In my personal mosaic: Heenan in the AWA, still wrestling as he managed, playing an inimitable coward against Mad Dog Vachon; Heenan managing Andre the Giant in the build up to Wrestlemania III, calling Hulk Hogan a selfish fraud to his face, blurring truth and theater, going so hard it’s iconoclasm; Heenan on a golf course, looking like the missing link in the Trump family, pretending to let Mean Gene Okerlund teach him how to swing a sand wedge; Heenan dressed in a weasel costume, letting the Ultimate Warrior ragdoll him; Mr. Perfect tossing his towel over his shoulder and Heenan, in a glittering black and gold jacket, catching it every time.
Heenan’s magnum opus was the Royal Rumble in 1992. Paired with Gorilla Monsoon on commentary—the greatest commentary pair in history, another “greatest” for Heenan’s halo—Heenan gives one of the finest one-hour verbal performances I’ve heard in any medium.
Riffing on each of the thirty wrestlers in the match, keeping the viewer attuned to the storylines at play in the ring, stumping for his client and eventual winner Ric Flair, barking “it’s not fair to Flair!” at each setback, lying to us, cajoling Monsoon, changing his tune, tossing off taunts and machine-worked jokes each minute, Heenan is transcendent. Royal Rumble 92 may have been the match in which the grimy territory era of wrestling merged with the glitz and cinematic storytelling of Vince McMahon’s world beating WWF. And the match’s brilliance is inseparable from Heenan’s.
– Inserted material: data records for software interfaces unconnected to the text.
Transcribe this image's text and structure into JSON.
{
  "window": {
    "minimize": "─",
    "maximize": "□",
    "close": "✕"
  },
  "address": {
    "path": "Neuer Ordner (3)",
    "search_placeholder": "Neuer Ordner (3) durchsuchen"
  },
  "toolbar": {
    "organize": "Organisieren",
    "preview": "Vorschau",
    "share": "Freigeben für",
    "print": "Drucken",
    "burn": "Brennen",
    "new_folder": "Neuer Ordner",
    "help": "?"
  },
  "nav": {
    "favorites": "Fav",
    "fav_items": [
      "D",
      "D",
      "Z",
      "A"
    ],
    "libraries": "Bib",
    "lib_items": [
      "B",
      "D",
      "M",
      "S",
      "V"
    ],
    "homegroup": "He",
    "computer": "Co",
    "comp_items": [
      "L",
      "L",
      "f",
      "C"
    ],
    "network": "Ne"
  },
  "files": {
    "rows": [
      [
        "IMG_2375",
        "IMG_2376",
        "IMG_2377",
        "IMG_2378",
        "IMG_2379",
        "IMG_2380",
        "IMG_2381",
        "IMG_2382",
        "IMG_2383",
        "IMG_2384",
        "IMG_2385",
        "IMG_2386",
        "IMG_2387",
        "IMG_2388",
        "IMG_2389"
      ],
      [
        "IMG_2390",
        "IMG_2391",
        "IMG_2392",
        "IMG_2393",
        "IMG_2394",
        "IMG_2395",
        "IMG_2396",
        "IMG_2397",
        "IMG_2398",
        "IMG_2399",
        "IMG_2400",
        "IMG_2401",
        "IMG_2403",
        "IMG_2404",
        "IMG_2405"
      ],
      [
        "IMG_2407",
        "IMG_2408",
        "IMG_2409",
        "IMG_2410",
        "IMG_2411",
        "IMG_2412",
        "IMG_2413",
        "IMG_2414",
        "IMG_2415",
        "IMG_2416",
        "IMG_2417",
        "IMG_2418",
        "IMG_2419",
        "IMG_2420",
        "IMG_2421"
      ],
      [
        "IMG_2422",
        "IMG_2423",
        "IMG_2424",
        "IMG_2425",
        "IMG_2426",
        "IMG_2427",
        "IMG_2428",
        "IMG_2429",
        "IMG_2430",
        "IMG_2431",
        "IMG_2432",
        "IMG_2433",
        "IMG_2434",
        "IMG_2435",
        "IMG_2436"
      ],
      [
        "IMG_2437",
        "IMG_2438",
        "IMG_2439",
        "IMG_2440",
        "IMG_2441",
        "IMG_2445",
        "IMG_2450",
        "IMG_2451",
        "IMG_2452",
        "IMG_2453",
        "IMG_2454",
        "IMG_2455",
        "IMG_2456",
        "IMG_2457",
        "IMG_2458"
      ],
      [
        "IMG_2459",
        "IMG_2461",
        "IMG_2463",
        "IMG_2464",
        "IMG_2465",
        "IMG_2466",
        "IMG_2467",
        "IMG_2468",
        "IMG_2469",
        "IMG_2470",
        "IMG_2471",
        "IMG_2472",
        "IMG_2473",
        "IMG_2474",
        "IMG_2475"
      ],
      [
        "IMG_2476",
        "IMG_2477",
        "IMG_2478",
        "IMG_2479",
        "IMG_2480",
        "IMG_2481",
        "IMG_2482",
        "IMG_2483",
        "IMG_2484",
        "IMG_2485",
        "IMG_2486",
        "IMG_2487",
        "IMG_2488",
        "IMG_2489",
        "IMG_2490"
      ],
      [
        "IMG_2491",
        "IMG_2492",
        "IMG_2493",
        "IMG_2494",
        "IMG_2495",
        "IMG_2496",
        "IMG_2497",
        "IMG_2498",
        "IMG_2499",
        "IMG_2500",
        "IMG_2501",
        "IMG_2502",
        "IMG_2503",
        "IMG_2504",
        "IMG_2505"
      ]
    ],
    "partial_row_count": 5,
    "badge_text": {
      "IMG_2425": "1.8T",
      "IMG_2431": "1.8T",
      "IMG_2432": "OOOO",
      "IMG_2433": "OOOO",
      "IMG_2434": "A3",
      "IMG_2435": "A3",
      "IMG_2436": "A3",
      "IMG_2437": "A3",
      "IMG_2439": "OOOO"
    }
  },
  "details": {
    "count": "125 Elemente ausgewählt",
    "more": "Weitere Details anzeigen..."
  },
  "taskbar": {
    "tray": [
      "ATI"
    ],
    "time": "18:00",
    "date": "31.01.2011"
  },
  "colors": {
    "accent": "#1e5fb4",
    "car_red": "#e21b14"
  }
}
That Heenan, the one who warps pathos into logic, the guy who lies right to your face about who tripped whom and who the hero really is, that guy is wrestling. Exasperated, ecstatic, savvy, childish, chatty, sullen, manipulative, goofy, brilliant, scene-stealer, and audience surrogate dressed up as a chubby blonde trickster god. That was Bobby Heenan. He used to belong to us. Now he belongs to history.